But the other zone could be an issue. According to the manual , with an entering temp of 140F the Myson only delivers ~6000BTU/hr, and that's at the higher blower speed. You may need to upgrade the radiation on that zone to take full condensing advantage, but see how it goes. When you bump the K-factor down so that you're guaranteed to have output around 130F, turn the Zone-1 T-stat way down (or off) on the other zone, and time the burns with just zone-2 calling for heat. If it's under 1 minute with 130F output on the boiler it's a problem but if it's 3+ minutes, you're fine.
All good solutions start with a heat load analysis, and we're kinda shooting in the dark here. A typical 1990s code-min 2-story comes in with a heat load at 0F at about 15BTU/foot. The 99% outside design temp for Windor Locks is +8F, so all things being equal ~13BTU/foot might be a middle-of-the road WAG, which would imply a load of about 27,000BTU/hr. Depending on how much of the raised ranch is below grade, and the depth of the cantilevers it could vary by quite a bit from that crummy rule-of-thumb approach, it's probably not more than 35K worst-case, and it could be close to 20K.

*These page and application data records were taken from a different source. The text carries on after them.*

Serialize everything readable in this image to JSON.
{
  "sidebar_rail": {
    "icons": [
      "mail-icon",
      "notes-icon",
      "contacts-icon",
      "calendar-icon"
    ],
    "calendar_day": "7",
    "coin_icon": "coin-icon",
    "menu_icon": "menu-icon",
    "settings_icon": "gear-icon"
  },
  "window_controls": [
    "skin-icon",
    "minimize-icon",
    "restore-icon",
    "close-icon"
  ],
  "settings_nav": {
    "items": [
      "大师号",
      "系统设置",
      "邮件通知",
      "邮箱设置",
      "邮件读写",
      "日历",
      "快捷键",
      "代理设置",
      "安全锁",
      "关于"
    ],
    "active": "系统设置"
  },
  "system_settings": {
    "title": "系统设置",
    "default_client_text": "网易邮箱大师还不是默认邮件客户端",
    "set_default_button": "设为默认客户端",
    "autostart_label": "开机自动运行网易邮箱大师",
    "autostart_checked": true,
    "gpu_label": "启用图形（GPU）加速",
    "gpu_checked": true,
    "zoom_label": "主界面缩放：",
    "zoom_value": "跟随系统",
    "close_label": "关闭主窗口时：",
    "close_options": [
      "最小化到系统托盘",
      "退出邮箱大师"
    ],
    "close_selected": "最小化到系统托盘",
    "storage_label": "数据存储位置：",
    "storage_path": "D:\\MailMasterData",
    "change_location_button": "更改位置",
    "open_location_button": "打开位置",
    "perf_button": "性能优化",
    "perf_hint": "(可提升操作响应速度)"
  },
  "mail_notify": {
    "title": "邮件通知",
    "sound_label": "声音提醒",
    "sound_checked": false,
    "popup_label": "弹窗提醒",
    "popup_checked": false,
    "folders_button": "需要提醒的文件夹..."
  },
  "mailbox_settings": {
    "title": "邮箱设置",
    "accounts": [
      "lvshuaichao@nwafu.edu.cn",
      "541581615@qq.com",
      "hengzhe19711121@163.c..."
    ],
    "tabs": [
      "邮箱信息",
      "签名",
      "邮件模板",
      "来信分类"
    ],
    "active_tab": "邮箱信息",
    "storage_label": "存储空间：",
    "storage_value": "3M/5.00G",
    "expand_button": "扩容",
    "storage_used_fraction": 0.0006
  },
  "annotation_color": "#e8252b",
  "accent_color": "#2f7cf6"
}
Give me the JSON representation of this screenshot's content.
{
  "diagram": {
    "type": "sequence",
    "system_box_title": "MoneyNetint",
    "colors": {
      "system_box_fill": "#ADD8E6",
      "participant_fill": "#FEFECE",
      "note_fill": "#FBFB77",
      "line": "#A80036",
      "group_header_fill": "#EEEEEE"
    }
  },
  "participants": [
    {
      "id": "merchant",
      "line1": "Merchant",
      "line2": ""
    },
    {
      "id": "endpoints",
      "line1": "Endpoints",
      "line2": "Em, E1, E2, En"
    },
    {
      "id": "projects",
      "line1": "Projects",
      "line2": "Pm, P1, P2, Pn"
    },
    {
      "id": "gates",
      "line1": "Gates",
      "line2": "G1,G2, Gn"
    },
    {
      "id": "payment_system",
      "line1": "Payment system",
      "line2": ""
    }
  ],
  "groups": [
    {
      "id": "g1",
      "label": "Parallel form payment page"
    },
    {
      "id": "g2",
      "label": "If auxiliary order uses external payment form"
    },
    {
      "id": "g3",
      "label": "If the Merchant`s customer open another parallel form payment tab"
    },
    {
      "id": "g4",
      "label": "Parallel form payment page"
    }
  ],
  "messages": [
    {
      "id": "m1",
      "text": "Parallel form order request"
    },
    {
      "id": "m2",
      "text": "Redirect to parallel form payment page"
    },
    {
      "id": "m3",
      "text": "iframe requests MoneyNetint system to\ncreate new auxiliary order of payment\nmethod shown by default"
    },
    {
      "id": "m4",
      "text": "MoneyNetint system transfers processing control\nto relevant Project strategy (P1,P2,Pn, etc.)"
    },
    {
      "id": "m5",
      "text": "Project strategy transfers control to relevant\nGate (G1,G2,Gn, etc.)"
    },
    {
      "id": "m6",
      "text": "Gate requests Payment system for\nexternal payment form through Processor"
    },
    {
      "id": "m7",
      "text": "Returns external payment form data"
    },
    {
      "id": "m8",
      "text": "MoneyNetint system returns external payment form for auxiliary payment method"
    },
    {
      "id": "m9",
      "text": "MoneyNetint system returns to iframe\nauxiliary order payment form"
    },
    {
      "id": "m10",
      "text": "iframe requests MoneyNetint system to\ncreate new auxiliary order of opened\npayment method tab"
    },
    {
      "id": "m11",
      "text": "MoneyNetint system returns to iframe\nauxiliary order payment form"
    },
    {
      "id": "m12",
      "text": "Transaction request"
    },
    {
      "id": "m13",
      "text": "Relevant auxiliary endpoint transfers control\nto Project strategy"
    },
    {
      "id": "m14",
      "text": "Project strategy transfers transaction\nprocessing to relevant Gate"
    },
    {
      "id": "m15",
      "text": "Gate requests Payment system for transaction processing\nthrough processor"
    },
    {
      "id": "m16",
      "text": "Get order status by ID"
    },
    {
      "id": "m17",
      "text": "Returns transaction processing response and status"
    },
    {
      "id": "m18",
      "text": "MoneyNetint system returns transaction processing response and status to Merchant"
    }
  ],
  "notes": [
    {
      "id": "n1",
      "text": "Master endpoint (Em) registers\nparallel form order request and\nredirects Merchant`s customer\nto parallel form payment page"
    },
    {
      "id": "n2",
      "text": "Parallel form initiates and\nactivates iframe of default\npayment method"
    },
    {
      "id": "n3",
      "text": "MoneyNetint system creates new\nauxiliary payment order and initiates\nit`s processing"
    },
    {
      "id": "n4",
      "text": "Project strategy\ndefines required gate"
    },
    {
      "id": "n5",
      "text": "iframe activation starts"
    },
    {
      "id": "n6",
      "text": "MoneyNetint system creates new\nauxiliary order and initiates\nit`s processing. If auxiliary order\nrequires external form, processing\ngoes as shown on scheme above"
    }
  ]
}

If it turns out to be close to the 27KBTU/hr number you should be able to run in condensing mode literally all the time and still keep up (without short-cycling) on the fin-tube zone, so that K-factor can probably be dropped by quite a bit- be pretty aggressive in your initial adjustments. (At 130F AWT you'll get over 20,000 BTU/hr out of 80' of fin-tube, which is MOST of your heat load.)